Brain Blogger – Viatcheslav Wlassoff, PhD

“Many researchers believe that learning foreign language before the puberty and even better earlier allows children to speak more fluently, almost like native speakers. In addition, learning more than one language at early age improves lifelong ability to communicate with others and contributes to cognitive development and cultural awareness. Many studies suggest that the best time to introduce a foreign language is before the age of ten. At this early stage of life language is learned and acquired faster, retained better, and spoken with exceptional pronunciation. It is widely accepted that the younger the learners, the more successful they are at imitating new sounds.” (more)

Back-and-forth exchanges boost children’s brain response to language

Medical X-Press – Anne Trafton

“A landmark 1995 study found that children from higher-income families hear about 30 million more words during their first three years of life than children from lower-income families. This “30-million-word gap” correlates with significant differences in tests of vocabulary, language development, and reading comprehension. MIT cognitive scientists have now found that conversation between an adult and a child appears to change the child’s brain, and that this back-and-forth conversation is actually more critical to language development than the word gap.” (more)

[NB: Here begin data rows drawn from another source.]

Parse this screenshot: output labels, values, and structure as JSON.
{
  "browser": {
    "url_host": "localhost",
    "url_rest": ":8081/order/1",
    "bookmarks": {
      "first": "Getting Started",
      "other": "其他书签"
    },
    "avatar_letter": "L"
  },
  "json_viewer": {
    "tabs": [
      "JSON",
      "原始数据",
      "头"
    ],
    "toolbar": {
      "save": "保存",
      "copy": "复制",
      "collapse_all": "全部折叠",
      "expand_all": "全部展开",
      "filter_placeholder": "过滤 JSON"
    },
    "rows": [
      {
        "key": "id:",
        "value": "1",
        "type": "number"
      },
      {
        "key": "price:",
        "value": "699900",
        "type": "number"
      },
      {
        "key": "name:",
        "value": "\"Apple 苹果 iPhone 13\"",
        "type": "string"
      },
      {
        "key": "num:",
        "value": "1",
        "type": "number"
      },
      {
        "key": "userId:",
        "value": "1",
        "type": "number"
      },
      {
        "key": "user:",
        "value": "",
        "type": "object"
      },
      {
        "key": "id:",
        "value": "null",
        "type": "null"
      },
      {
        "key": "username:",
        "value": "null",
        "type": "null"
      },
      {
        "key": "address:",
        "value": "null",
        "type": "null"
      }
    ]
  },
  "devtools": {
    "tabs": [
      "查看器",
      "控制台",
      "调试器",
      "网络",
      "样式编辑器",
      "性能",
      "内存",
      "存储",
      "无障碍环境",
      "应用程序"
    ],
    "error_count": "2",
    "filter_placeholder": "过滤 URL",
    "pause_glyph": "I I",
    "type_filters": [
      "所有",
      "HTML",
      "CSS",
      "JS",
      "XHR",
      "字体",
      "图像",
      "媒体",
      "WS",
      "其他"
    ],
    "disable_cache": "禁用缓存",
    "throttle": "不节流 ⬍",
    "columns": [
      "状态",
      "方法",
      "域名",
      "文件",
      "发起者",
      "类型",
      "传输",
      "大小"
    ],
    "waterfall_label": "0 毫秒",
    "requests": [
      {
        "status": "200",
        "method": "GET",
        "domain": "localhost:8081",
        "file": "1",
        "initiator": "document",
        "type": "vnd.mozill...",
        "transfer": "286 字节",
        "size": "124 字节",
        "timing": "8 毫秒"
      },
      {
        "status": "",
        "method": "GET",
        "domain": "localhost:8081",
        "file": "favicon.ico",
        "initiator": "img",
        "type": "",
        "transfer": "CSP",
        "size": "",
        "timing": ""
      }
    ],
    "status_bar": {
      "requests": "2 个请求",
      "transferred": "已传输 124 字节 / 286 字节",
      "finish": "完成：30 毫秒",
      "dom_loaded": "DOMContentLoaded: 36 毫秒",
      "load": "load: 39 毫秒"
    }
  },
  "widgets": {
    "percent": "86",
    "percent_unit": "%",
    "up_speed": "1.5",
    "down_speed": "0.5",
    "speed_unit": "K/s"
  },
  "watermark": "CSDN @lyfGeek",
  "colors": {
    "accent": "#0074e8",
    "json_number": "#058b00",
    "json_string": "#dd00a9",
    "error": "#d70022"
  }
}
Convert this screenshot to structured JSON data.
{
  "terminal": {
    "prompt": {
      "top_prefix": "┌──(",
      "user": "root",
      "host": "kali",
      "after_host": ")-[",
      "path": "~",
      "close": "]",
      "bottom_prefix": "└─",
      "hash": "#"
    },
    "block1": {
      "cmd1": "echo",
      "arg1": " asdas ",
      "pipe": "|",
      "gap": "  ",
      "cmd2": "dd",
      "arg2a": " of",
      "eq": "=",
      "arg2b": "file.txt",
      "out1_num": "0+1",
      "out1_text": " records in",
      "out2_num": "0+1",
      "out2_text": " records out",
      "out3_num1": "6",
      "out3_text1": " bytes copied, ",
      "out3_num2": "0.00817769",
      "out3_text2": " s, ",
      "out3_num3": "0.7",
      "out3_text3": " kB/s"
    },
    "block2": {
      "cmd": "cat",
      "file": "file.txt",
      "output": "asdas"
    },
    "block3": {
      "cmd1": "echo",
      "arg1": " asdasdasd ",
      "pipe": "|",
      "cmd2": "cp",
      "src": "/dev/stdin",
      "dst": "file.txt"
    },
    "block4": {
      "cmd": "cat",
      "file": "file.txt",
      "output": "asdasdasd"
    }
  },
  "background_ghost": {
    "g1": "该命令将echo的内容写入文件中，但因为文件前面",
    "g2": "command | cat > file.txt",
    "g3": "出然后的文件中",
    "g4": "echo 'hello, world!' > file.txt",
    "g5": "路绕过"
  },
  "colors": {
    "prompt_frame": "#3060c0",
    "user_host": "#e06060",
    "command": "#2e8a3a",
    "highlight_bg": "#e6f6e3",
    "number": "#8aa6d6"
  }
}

The Gap Between The Science On Kids And Reading, And How It Is Taught

NPR – Claudio Sanchez

“Mark Seidenberg is not the first researcher to reach the stunning conclusion that only a third of the nation’s schoolchildren read at grade level. The reasons are numerous, but one that Seidenberg cites over and over again is this: The way kids are taught to read in school is disconnected from the latest research, namely how language and speech actually develop in a child’s brain.” (more)

The Rhetorical Analysis of Poetry

Edutopia – Jori Krulder

“Poetry is not a given in AP Language and Composition—in fact, some teachers use only nonfiction texts because a major focus of the class is rhetorical analysis. But rhetoric is everywhere, and its compact form and concentrated language make poetry a particularly effective vehicle for introducing students to rhetorical analysis.” (more)

Two languages are better than one: the benefits of bilingualism

Student Newspaper – Sara Konradi

“Dr Thomas Bak is a reader at the University of Edinburgh School of Philosophy, Psychology and Languages Sciences. He is an expert in cognitive neuroscience, particularly in relation to language and cognition. On 7 December 2017, he discussed the cognitive benefits of learning more than one language. Having spent the first 20 years of his career studying how brain diseases influence brain function, the cognitive neuroscientist developed his research interest in second language learning “relatively late”. Dr Bak reached a turning point in 2007, after discovering Bialystok and colleague’s work on bilinguals showing dementia symptoms four years later than monolinguals. “Even today, no drug produces the same effect,” he remarked.” (more)

Secret Teacher: subjects like art are being sidelined – but they matter

The Guardian – Secret Teacher

“According to the primary national curriculum, we should be teaching children to become “proficient in drawing”. So what’s going on? When I share my observations with the key stage 2 leader, she shakes her head. “There just aren’t enough hours in the day,” she says. And that’s the end of that. It’s not just art. Music is sidelined too, as are languages. Children are removed from French lessons for extra reading and writing interventions; school productions are shelved due to lack of practice time; opportunities for drama are reduced to the odd English lesson.” (more)